The competition for viewer eyeballs continues to ramp up. Programming is moving off TV and being watched across multiple platforms via IP streams. And the long tail of broadband programming is growing, not just with user generated content, but with professionally produced, high quality, long form shows.
Both Hulu and Netflix have announced original programming to bypass linear TV and go directly to the web. You Tube has been busy building original channels that follow the classic cable niche model with web networks devoted to specific interests. "Which is why the Food Network and Cooking Channel veteran has checked out of network TV to oversee the launch of YouTube's latest original content channel, HUNGRY. The channel, which goes live on July 2, is expected to feature a freewheeling blend of how-to and celebrity-driven food videos."
Cable, as well as broadcast, programmers have noticed a drop in aggregate viewership. Viewers are spending more and more of the video watching time on the web. While some of it may be shows that originally aired on TV and other views are still with viral UGC content, more time is being devoted to watch professionally produced web channels. Should Scripps be worried that their Food Network viewership could fall as consumers move to these competing channels? Is that enough motivation to make sure that cables's linear and on demand product is accessible off the set and on the web? Or will costs of cable subscription hurt the authenticated, TV Everywhere model, as cord cutting shifts off cable subscription to web subscription?

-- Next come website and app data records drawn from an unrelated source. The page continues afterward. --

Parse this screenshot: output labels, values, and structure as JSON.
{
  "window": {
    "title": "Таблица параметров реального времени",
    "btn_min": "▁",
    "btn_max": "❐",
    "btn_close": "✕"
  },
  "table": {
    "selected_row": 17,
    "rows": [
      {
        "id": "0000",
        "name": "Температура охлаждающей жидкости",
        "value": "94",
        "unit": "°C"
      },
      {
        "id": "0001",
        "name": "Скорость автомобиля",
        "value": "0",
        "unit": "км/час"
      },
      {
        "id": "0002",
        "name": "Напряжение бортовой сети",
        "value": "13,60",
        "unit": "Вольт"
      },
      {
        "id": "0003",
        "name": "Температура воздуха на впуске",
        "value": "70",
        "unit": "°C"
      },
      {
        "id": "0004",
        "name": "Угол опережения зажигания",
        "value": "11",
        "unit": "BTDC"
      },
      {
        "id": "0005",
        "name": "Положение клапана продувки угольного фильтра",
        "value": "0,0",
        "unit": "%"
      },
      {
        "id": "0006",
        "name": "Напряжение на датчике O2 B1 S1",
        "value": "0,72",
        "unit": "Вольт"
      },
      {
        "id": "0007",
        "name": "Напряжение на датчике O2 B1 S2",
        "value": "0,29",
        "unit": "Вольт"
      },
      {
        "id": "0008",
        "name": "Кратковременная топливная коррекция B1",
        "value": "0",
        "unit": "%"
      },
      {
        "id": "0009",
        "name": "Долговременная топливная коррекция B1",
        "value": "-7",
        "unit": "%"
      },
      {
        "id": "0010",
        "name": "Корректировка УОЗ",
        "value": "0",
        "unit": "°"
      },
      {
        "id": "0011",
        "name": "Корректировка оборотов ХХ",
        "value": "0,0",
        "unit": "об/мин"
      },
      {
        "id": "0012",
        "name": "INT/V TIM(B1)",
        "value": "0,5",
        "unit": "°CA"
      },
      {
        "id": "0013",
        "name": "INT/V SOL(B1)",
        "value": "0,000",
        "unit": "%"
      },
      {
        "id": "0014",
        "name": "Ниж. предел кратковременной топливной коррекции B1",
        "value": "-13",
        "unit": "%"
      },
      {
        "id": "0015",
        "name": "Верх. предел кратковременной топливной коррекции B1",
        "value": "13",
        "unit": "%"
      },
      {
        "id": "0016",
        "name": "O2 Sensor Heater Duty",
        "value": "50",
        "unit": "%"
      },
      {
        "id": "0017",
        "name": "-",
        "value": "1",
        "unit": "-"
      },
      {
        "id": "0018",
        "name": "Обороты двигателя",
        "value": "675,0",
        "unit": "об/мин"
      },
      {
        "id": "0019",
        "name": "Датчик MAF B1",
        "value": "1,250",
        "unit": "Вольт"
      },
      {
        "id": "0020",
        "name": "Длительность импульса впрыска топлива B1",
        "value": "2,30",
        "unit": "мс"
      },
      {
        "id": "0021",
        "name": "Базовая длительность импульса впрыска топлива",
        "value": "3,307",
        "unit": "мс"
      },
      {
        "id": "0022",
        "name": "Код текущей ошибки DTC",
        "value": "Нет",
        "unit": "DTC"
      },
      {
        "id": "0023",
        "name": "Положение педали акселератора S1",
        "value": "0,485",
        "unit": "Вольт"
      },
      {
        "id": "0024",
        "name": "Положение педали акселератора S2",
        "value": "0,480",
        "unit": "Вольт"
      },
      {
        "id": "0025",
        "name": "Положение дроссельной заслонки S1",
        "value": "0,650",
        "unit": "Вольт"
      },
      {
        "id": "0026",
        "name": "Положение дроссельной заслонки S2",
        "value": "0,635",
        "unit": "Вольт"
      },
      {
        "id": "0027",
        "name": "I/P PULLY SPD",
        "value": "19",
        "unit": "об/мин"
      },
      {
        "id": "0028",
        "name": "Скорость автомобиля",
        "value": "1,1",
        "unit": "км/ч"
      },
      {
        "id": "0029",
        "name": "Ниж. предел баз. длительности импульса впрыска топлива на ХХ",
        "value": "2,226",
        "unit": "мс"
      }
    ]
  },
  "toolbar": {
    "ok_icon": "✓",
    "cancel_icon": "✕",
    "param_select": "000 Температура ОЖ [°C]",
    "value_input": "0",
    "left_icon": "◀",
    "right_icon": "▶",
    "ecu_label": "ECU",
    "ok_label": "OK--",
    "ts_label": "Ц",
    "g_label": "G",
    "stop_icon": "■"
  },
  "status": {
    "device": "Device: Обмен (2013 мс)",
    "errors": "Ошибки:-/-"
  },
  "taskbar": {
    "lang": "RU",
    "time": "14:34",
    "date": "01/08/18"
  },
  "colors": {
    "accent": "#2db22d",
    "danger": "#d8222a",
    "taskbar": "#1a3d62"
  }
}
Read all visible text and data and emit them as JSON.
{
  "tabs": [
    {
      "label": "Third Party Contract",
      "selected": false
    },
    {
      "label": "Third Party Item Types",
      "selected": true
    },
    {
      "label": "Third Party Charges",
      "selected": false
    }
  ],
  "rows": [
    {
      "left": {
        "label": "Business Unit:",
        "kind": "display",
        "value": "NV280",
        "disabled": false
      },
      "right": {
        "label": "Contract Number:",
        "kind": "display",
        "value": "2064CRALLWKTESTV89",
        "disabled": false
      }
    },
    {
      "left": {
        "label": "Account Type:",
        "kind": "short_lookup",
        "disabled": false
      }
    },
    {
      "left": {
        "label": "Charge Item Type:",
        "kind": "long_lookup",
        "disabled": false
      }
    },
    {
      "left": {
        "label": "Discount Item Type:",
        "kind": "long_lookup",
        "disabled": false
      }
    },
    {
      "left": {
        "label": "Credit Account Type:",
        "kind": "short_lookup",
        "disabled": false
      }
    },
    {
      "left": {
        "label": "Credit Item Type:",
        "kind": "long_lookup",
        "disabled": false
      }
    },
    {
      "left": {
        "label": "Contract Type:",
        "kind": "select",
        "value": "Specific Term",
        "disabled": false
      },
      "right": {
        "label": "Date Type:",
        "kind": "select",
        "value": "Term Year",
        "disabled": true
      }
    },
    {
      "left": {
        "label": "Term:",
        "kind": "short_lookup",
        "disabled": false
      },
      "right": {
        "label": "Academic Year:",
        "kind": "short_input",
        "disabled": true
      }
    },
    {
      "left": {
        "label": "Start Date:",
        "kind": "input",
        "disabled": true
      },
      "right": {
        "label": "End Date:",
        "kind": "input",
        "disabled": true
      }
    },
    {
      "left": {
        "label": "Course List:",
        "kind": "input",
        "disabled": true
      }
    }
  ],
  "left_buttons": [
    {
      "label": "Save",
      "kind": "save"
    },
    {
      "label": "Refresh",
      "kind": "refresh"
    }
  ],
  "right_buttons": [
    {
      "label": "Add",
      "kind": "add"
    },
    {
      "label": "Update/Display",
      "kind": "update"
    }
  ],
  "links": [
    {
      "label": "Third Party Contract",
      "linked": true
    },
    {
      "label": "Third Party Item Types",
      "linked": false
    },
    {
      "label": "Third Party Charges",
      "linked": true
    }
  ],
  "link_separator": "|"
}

As more professionally produced content with more known talent invade the web space, a shift of viewership seems inevitable. For pioneers in the web video space, this could just be the next web "golden age".